Work instruction:
Reproduce the entries that follow exactly. No picture should appear in the result.

(Dataset entries)
=-=-=

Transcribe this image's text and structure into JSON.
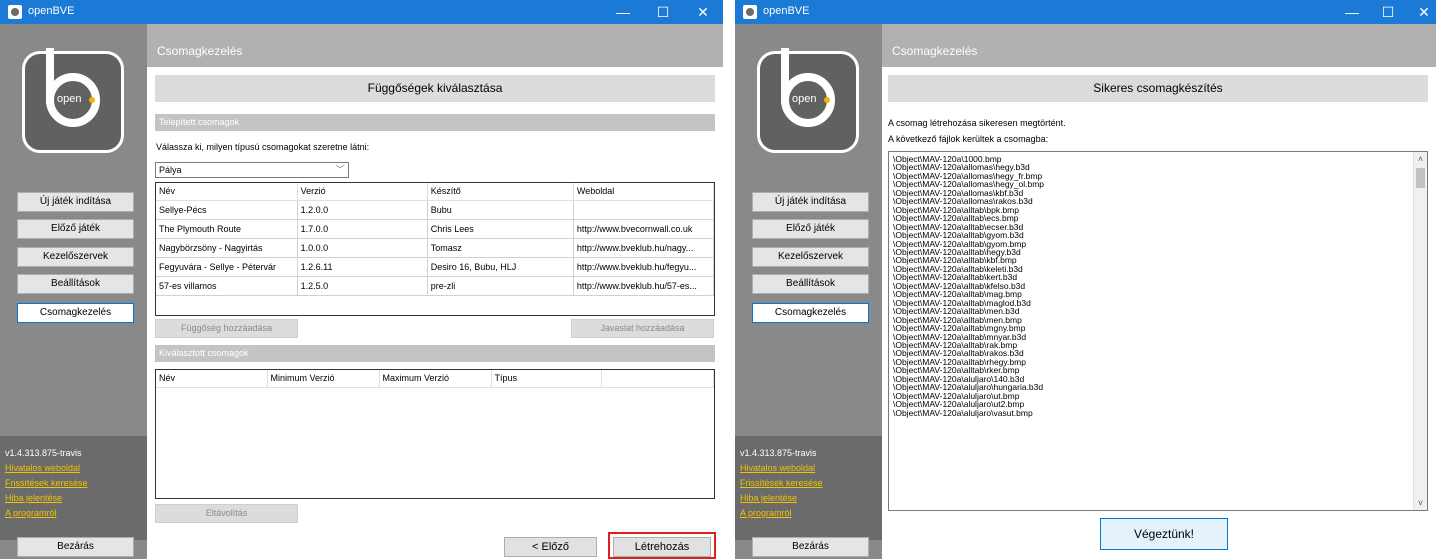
{
  "left_window": {
    "title": "openBVE",
    "controls": {
      "minimize": "—",
      "maximize": "☐",
      "close": "✕"
    },
    "logo_text": "open",
    "sidebar": {
      "buttons": [
        "Új játék indítása",
        "Előző játék",
        "Kezelőszervek",
        "Beállítások",
        "Csomagkezelés"
      ],
      "version": "v1.4.313.875-travis",
      "links": [
        "Hivatalos weboldal",
        "Frissítések keresése",
        "Hiba jelentése",
        "A programról"
      ],
      "close_button": "Bezárás"
    },
    "header": "Csomagkezelés",
    "section_title": "Függőségek kiválasztása",
    "installed_group": "Telepített csomagok",
    "type_prompt": "Válassza ki, milyen típusú csomagokat szeretne látni:",
    "type_value": "Pálya",
    "installed_columns": [
      "Név",
      "Verzió",
      "Készítő",
      "Weboldal"
    ],
    "installed_rows": [
      [
        "Sellye-Pécs",
        "1.2.0.0",
        "Bubu",
        ""
      ],
      [
        "The Plymouth Route",
        "1.7.0.0",
        "Chris Lees",
        "http://www.bvecornwall.co.uk"
      ],
      [
        "Nagybörzsöny - Nagyirtás",
        "1.0.0.0",
        "Tomasz",
        "http://www.bveklub.hu/nagy..."
      ],
      [
        "Fegyuvára - Sellye - Pétervár",
        "1.2.6.11",
        "Desiro 16, Bubu, HLJ",
        "http://www.bveklub.hu/fegyu..."
      ],
      [
        "57-es villamos",
        "1.2.5.0",
        "pre-zli",
        "http://www.bveklub.hu/57-es..."
      ]
    ],
    "add_dependency": "Függőség hozzáadása",
    "add_recommendation": "Javaslat hozzáadása",
    "selected_group": "Kiválasztott csomagok",
    "selected_columns": [
      "Név",
      "Minimum Verzió",
      "Maximum Verzió",
      "Típus"
    ],
    "remove": "Eltávolítás",
    "prev": "< Előző",
    "create": "Létrehozás"
  },
  "right_window": {
    "title": "openBVE",
    "controls": {
      "minimize": "—",
      "maximize": "☐",
      "close": "✕"
    },
    "logo_text": "open",
    "sidebar": {
      "buttons": [
        "Új játék indítása",
        "Előző játék",
        "Kezelőszervek",
        "Beállítások",
        "Csomagkezelés"
      ],
      "version": "v1.4.313.875-travis",
      "links": [
        "Hivatalos weboldal",
        "Frissítések keresése",
        "Hiba jelentése",
        "A programról"
      ],
      "close_button": "Bezárás"
    },
    "header": "Csomagkezelés",
    "section_title": "Sikeres csomagkészítés",
    "msg1": "A csomag létrehozása sikeresen megtörtént.",
    "msg2": "A következő fájlok kerültek a csomagba:",
    "files": [
      "\\Object\\MAV-120a\\1000.bmp",
      "\\Object\\MAV-120a\\allomas\\hegy.b3d",
      "\\Object\\MAV-120a\\allomas\\hegy_fr.bmp",
      "\\Object\\MAV-120a\\allomas\\hegy_ol.bmp",
      "\\Object\\MAV-120a\\allomas\\kbf.b3d",
      "\\Object\\MAV-120a\\allomas\\rakos.b3d",
      "\\Object\\MAV-120a\\alltab\\bpk.bmp",
      "\\Object\\MAV-120a\\alltab\\ecs.bmp",
      "\\Object\\MAV-120a\\alltab\\ecser.b3d",
      "\\Object\\MAV-120a\\alltab\\gyom.b3d",
      "\\Object\\MAV-120a\\alltab\\gyom.bmp",
      "\\Object\\MAV-120a\\alltab\\hegy.b3d",
      "\\Object\\MAV-120a\\alltab\\kbf.bmp",
      "\\Object\\MAV-120a\\alltab\\keleti.b3d",
      "\\Object\\MAV-120a\\alltab\\kert.b3d",
      "\\Object\\MAV-120a\\alltab\\kfelso.b3d",
      "\\Object\\MAV-120a\\alltab\\mag.bmp",
      "\\Object\\MAV-120a\\alltab\\maglod.b3d",
      "\\Object\\MAV-120a\\alltab\\men.b3d",
      "\\Object\\MAV-120a\\alltab\\men.bmp",
      "\\Object\\MAV-120a\\alltab\\mgny.bmp",
      "\\Object\\MAV-120a\\alltab\\mnyar.b3d",
      "\\Object\\MAV-120a\\alltab\\rak.bmp",
      "\\Object\\MAV-120a\\alltab\\rakos.b3d",
      "\\Object\\MAV-120a\\alltab\\rhegy.bmp",
      "\\Object\\MAV-120a\\alltab\\rker.bmp",
      "\\Object\\MAV-120a\\aluljaro\\140.b3d",
      "\\Object\\MAV-120a\\aluljaro\\hungaria.b3d",
      "\\Object\\MAV-120a\\aluljaro\\ut.bmp",
      "\\Object\\MAV-120a\\aluljaro\\ut2.bmp",
      "\\Object\\MAV-120a\\aluljaro\\vasut.bmp"
    ],
    "done": "Végeztünk!"
  },
  "colors": {
    "titlebar": "#1a7ad6",
    "link": "#f0c400",
    "highlight": "#e02020"
  }
}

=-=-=

Exercise solution:
Transcribe this image's text and structure into JSON.
{
  "left_window": {
    "title": "openBVE",
    "controls": {
      "minimize": "—",
      "maximize": "☐",
      "close": "✕"
    },
    "logo_text": "open",
    "sidebar": {
      "buttons": [
        "Új játék indítása",
        "Előző játék",
        "Kezelőszervek",
        "Beállítások",
        "Csomagkezelés"
      ],
      "version": "v1.4.313.875-travis",
      "links": [
        "Hivatalos weboldal",
        "Frissítések keresése",
        "Hiba jelentése",
        "A programról"
      ],
      "close_button": "Bezárás"
    },
    "header": "Csomagkezelés",
    "section_title": "Függőségek kiválasztása",
    "installed_group": "Telepített csomagok",
    "type_prompt": "Válassza ki, milyen típusú csomagokat szeretne látni:",
    "type_value": "Pálya",
    "installed_columns": [
      "Név",
      "Verzió",
      "Készítő",
      "Weboldal"
    ],
    "installed_rows": [
      [
        "Sellye-Pécs",
        "1.2.0.0",
        "Bubu",
        ""
      ],
      [
        "The Plymouth Route",
        "1.7.0.0",
        "Chris Lees",
        "http://www.bvecornwall.co.uk"
      ],
      [
        "Nagybörzsöny - Nagyirtás",
        "1.0.0.0",
        "Tomasz",
        "http://www.bveklub.hu/nagy..."
      ],
      [
        "Fegyuvára - Sellye - Pétervár",
        "1.2.6.11",
        "Desiro 16, Bubu, HLJ",
        "http://www.bveklub.hu/fegyu..."
      ],
      [
        "57-es villamos",
        "1.2.5.0",
        "pre-zli",
        "http://www.bveklub.hu/57-es..."
      ]
    ],
    "add_dependency": "Függőség hozzáadása",
    "add_recommendation": "Javaslat hozzáadása",
    "selected_group": "Kiválasztott csomagok",
    "selected_columns": [
      "Név",
      "Minimum Verzió",
      "Maximum Verzió",
      "Típus"
    ],
    "remove": "Eltávolítás",
    "prev": "< Előző",
    "create": "Létrehozás"
  },
  "right_window": {
    "title": "openBVE",
    "controls": {
      "minimize": "—",
      "maximize": "☐",
      "close": "✕"
    },
    "logo_text": "open",
    "sidebar": {
      "buttons": [
        "Új játék indítása",
        "Előző játék",
        "Kezelőszervek",
        "Beállítások",
        "Csomagkezelés"
      ],
      "version": "v1.4.313.875-travis",
      "links": [
        "Hivatalos weboldal",
        "Frissítések keresése",
        "Hiba jelentése",
        "A programról"
      ],
      "close_button": "Bezárás"
    },
    "header": "Csomagkezelés",
    "section_title": "Sikeres csomagkészítés",
    "msg1": "A csomag létrehozása sikeresen megtörtént.",
    "msg2": "A következő fájlok kerültek a csomagba:",
    "files": [
      "\\Object\\MAV-120a\\1000.bmp",
      "\\Object\\MAV-120a\\allomas\\hegy.b3d",
      "\\Object\\MAV-120a\\allomas\\hegy_fr.bmp",
      "\\Object\\MAV-120a\\allomas\\hegy_ol.bmp",
      "\\Object\\MAV-120a\\allomas\\kbf.b3d",
      "\\Object\\MAV-120a\\allomas\\rakos.b3d",
      "\\Object\\MAV-120a\\alltab\\bpk.bmp",
      "\\Object\\MAV-120a\\alltab\\ecs.bmp",
      "\\Object\\MAV-120a\\alltab\\ecser.b3d",
      "\\Object\\MAV-120a\\alltab\\gyom.b3d",
      "\\Object\\MAV-120a\\alltab\\gyom.bmp",
      "\\Object\\MAV-120a\\alltab\\hegy.b3d",
      "\\Object\\MAV-120a\\alltab\\kbf.bmp",
      "\\Object\\MAV-120a\\alltab\\keleti.b3d",
      "\\Object\\MAV-120a\\alltab\\kert.b3d",
      "\\Object\\MAV-120a\\alltab\\kfelso.b3d",
      "\\Object\\MAV-120a\\alltab\\mag.bmp",
      "\\Object\\MAV-120a\\alltab\\maglod.b3d",
      "\\Object\\MAV-120a\\alltab\\men.b3d",
      "\\Object\\MAV-120a\\alltab\\men.bmp",
      "\\Object\\MAV-120a\\alltab\\mgny.bmp",
      "\\Object\\MAV-120a\\alltab\\mnyar.b3d",
      "\\Object\\MAV-120a\\alltab\\rak.bmp",
      "\\Object\\MAV-120a\\alltab\\rakos.b3d",
      "\\Object\\MAV-120a\\alltab\\rhegy.bmp",
      "\\Object\\MAV-120a\\alltab\\rker.bmp",
      "\\Object\\MAV-120a\\aluljaro\\140.b3d",
      "\\Object\\MAV-120a\\aluljaro\\hungaria.b3d",
      "\\Object\\MAV-120a\\aluljaro\\ut.bmp",
      "\\Object\\MAV-120a\\aluljaro\\ut2.bmp",
      "\\Object\\MAV-120a\\aluljaro\\vasut.bmp"
    ],
    "done": "Végeztünk!"
  },
  "colors": {
    "titlebar": "#1a7ad6",
    "link": "#f0c400",
    "highlight": "#e02020"
  }
}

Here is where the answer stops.